Citation: Katuuramu, D.N., Wechter, W.P., Washington, M., Horry, M.I., Cutulle, M.A., Jarret, R.L., Levi, A. 2020. Phenotypic diversity for root traits andiIdentification of superior germplasm for root breeding in watermelon. HortScience. 55(8):12-72-1279. https://doi.org/10.21273/HORTSCI15093-20.
Interpretive Summary: Watermelon is an important crop domesticated and consumed by people throughout the world for many decades. As a result of many years of domestication and selection for a watermelon with desirable fruit qualities, modern watermelon varieties have root systems smaller in size compared with those of their progenitor lines collected in the wild in Africa. The root systems of modern watermelon varieties are also highly susceptible to a wide range of soil-borne diseases. There is a need to improve the root capacity of modern watermelon varieties. In this study, Agricultural Research Service (ARS) scientists used a digital imaging technology to analyze the root systems of 335 watermelon accessions maintained at the USDA, ARS, Plant Genetic Resources Conservation Unit in Griffin, Georgia. The researchers found a wide diversity in root size and architecture of these watermelon accessions. They also identified several accessions with a robust root system that can be used in breeding programs aimed to improve the root system of modern watermelon varieties. This study provides valuable information to breeders and scientists working to improve watermelon.

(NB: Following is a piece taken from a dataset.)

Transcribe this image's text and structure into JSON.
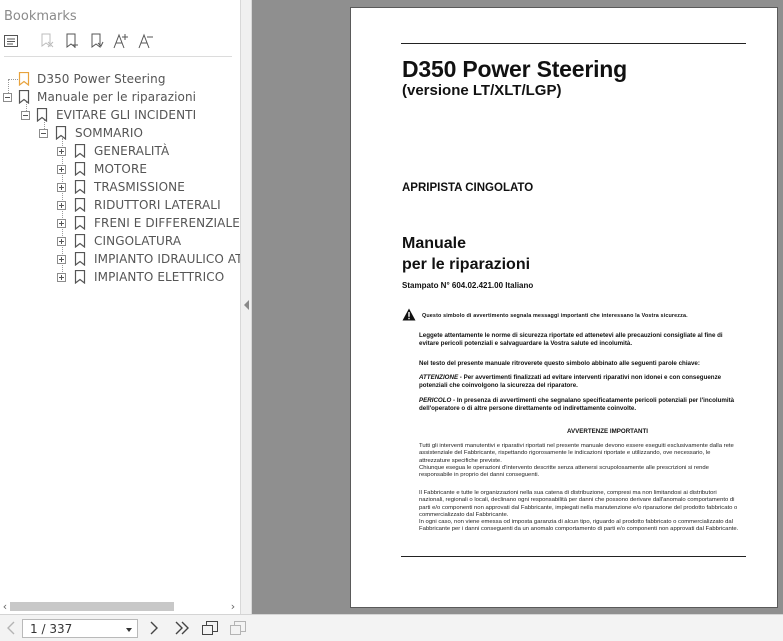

Technical Abstract: Root traits are an important component for productive plant performance. Roots offer immediate absorptive surfaces for water and nutrient acquisition and are thus critical to crop growth and response to biotic and abiotic stresses. In addition, roots can provide the first line of defense against soil-borne pathogens. Watermelon crop performance is often challenged by inclement weather and environmental factors. A resilient root system can support the watermelon crop’s performance across a diverse range of production conditions. In this study, 335 3-day old watermelon (Citrullus spp.) seedlings were evaluated for total root length, average root diameter, total root surface area, and total root volume. Total root length varied from 8.78 to 181 mm (20.6-fold variation) and total surface area varied from 2 to 35.5 mm2 (17.7-fold variation). Average root diameter and total root volume had an 8 and a 29.5-fold-variation, respectively. Genotypes PI 195927 (Citrullus colocynthis) and PI 674448 (Citrullus amarus) had the largest total root length values. Accessions PI 674448 and PI 494817 (C. amarus) had the largest total root surface area means. Watermelon (C. lanatus) cultivars had a relatively smaller root system and significantly fewer fibrous roots when compared to the roots of the other Citrullus spp. Positive genetic correlations were identified among total root length, total root surface area and total root volume. This information will be useful in future breeding efforts to select for multiple root architecture traits in watermelon. Germplasm identified in this study that exhibit superior root traits can be used as parental choices to improve watermelon for root traits.